Well, the M's have never won the big one. They're underdogs, and I tend to favor underdogs. Mets instead of Yankees, always -- and that's why. A long time ago, a comedian named Joe E. Lewis said: "Rooting for the New York Yankees is like rooting for U.S. Steel." In those days, America still had a prospering steel industry and U.S. Steel was an industrial giant.
There's something more satisfying in a long-shot victory. I think that's why it's one of the abiding motifs in drama. The poor schlub from the blue-collar family gets the girl that the rich, preppy snob covets but doesn't love. The runner whose feet are horribly burned goes on to win footraces in the Olympics (that one really happened). Washed-up palooka Terry Malloy defeats Johnny Friendly and the waterfront mob. The seven samurai hold off a host of invaders. David fells Goliath.
I can't imagine that the fourth World Championship in five years won by the Yankees could have been as satisfying to a Yankee fan as the first World Championship in Seattle will be for Mariners fans. It'll be a long grind; it already has been. But the payoff will be blissful. It's gotta be.
I don't condone violence in general. But when the meek little kid on the playground who's been the longtime victim of the schoolyard bully hauls off and decks the big coward who's been abusing him, there's something so deeply satisfying in that, something so right, that it seems to redeem the world for a brief moment from the pall of oppression and injustice that hangs over life like a dirty shroud too much of the time. I guess, as Jimmy Breslin observed, most of us are losers. And when another loser wins, we can take a vicarious victory from that, even if it's not quite enough to inspire us to hope in our own chances. Does that make sense? Maybe not. But when Kerri Strug nailed the landing on her gold medal vault in the 1996 Olympics, when she could barely walk on her injured ankle and collapsed after saluting the judges, that still ranks in my heart as one of the greatest sports moments I've ever witnessed. Beating the odds -- there's just something about it.
Not quite sure why you guys are arguing, but it doesn't seem all that important. Last I checked, Ichiro looks like the same washed up has been for NY as he did here. In fact, his numbers are even worse. I think the Yankees were just honoring him, because they appreciate a great player and are happy to have him on their team for his last season in the MLB, because it is obvious that he can't play anymore. Be nice to one another and try not to be so sensitive. I come into this forum from time to time and I think you and brotherfox are both pretty reasonable. We all have our quirks of over pessimism or over optimism, but no reason to fight over little stuff.

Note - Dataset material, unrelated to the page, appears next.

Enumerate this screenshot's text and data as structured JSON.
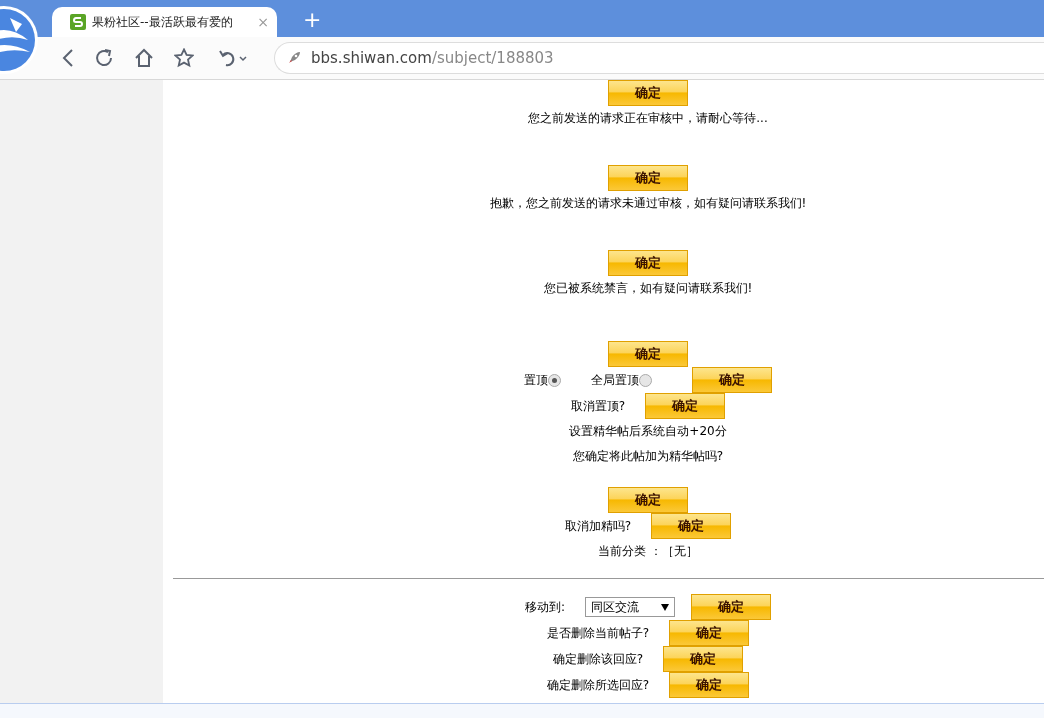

By the way, does anybody remember that poster in here "annoyedbyu" who challenged me to a fight and kept posting videos of himself hitting a home run in some goofy amateur league to show he was an expert? LOL I just thought about that when I thought of dumb posters.
I will say that I admire NY fans for their passion. As you NY guys know baseball's a religion. I grew up in WA... I remember betting my co-workers (Yankees fans) SEA was going to win game 6 of the ALCS in 2000 and tie it up. I had to listen to the rest of the game on the radio while out on run at work. Darn if NYY didn't hit that HR. I had to eat those words needless to say.
When they won the subway series I went to the store at midnight and saw the crowded streets, bars, and parade of cars cruising honking their horns like crazy.
I also went to to see SEA play at old Yankee Stadium sweeping the Yanks. Some of the bleacher creatures were heckling Jeff Nelson, Sasaki Rhoades etc in the bullpen and were so bad they were kicked out of the game. Some of the fans behind me were saying...no big deal we'll take them in the playoffs.
My point is that was those instances are when I was a true SEA fan and that I wanted to see NY loose the pennant or any playoffs to Seattle. While I admired the rivalry between NY and SEA I realized they have a self entitlement attitude that they deserve to win every year.